The benefits of this system can be looked at from both a medical and technological viewpoint.
This system allows for rapid pathogen detection without the need for the previously described culture methods
It has the ability to detect many targets in a single, automated test.
Pathogen identity and drug resistance markers can be detected at the same time. This identification with detection of resistance markers enables clinicians to make informed treatment decisions faster.
Simple design allows clinicians to run test cartridges on-demand, without the need for batch processing, specially trained personnel, or specialized facilities.
Highly automated, reducing the inherent risk of human error.
Highly accurate (> 95% Sensitivity and Specificity)
Time sensitive tests can be processed 24/7 in response to acute medical conditions.
Time Saved = Lives Saved
The typical microbiological identification route takes on average 48-72 hours, compared to the Verigene timeline of approximately 10 hours. This rapid reporting has significant benefits which have been detailed in Therapeutics and Clinical Risk Management, Jun 2008
- An average of 25.4-hour reduction in time to optimal antibiotic therapy
- A 6.2 day reduction in length of stay, and $21,387 reduction in cost/patient
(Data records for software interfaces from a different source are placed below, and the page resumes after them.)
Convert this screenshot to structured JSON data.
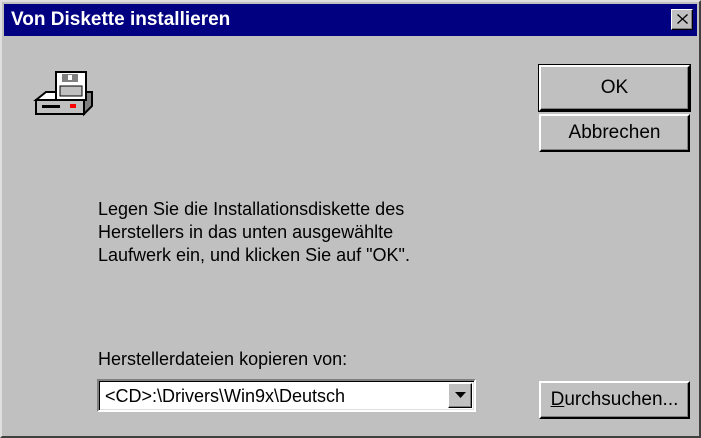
{
  "window": {
    "title": "Von Diskette installieren",
    "close_icon": "close-icon",
    "title_bar_color": "#000080",
    "background_color": "#c0c0c0"
  },
  "icon": {
    "name": "floppy-drive-icon"
  },
  "buttons": {
    "ok_label": "OK",
    "cancel_label": "Abbrechen",
    "browse_mnemonic": "D",
    "browse_rest": "urchsuchen..."
  },
  "instructions": {
    "line1": "Legen Sie die Installationsdiskette des",
    "line2": "Herstellers in das unten ausgewählte",
    "line3": "Laufwerk ein, und klicken Sie auf \"OK\"."
  },
  "copy_from": {
    "label": "Herstellerdateien kopieren von:",
    "value": "<CD>:\\Drivers\\Win9x\\Deutsch",
    "dropdown_icon": "chevron-down-icon"
  }
}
- Outcome reduced mortality reduction in intensive care rates from 47.8% to 9.5%
Market and Profitability
Nanosphere currently has a direct marketing force in the U.S, and globally setup distribution in Europe through Thermo Fisher / Grifols. On May 13th, they've also announced a distribution agreement with Hitachi for Japan.
Much like the printer industry, most of Nanosphere's profits are off the sale of consumable test cartridges, and not the systems themselves. They are approaching this strategy from two angles.
1. Marketing and system sales to increase the placement of Verigene Systems, thereby increasing the consumable volume
2. Increased mass production of cartridges to drive the total cost per cartridge down, significantly increasing margin.
As expected, shares saw a rise following the recent distribution deal set with Hitachi on the 12th.
On May 21st, "eleven posters from various U.S. and international medical facilities will presented validation data for the Verigene Gram-Positive Blood Culture (BC-GP) (510(k) cleared; CE Mark), Gram-Negative Blood Culture (BC-GN) (RUO; CE Mark), and Clostridium difficile (CDF) Nucleic Acid (510(k) cleared; CE Mark) Tests" Based on these results I expect to see a run-up this week as well.
With the latest run of good news coming out of Nanosphere, the potential this technology has for other applications such as cardiology, human genetics, and personalized medicine, and the consumable margin strategy in place, I see no roadblocks in the way to its 1 year price target of $5.00-$6.00 set by multiple analysts.